**About this task**
Within the records, tally the lines that contain "interval" and reply with that number only.

(Element data from apps and pages)
__________

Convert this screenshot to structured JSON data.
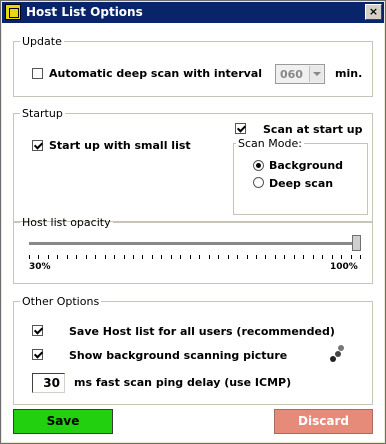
{
  "window": {
    "title": "Host List Options",
    "close_glyph": "×"
  },
  "update": {
    "legend": "Update",
    "auto_deep_scan": {
      "label": "Automatic deep scan with interval",
      "checked": false
    },
    "interval": {
      "value": "060",
      "unit": "min."
    }
  },
  "startup": {
    "legend": "Startup",
    "small_list": {
      "label": "Start up with small list",
      "checked": true
    },
    "scan_at_startup": {
      "label": "Scan at start up",
      "checked": true
    },
    "scan_mode": {
      "legend": "Scan Mode:",
      "options": [
        {
          "label": "Background",
          "selected": true
        },
        {
          "label": "Deep scan",
          "selected": false
        }
      ]
    }
  },
  "opacity": {
    "legend": "Host list opacity",
    "min_label": "30%",
    "max_label": "100%",
    "value_percent": 100
  },
  "other": {
    "legend": "Other Options",
    "save_all_users": {
      "label": "Save Host list for all users (recommended)",
      "checked": true
    },
    "show_picture": {
      "label": "Show background scanning picture",
      "checked": true
    },
    "ping_delay": {
      "value": "30",
      "label": "ms fast scan ping delay (use ICMP)"
    }
  },
  "buttons": {
    "save": "Save",
    "discard": "Discard"
  },
  "colors": {
    "title_bar": "#0a246a",
    "save": "#22d010",
    "discard": "#e68a7a"
  }
}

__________

**Expected answer**
2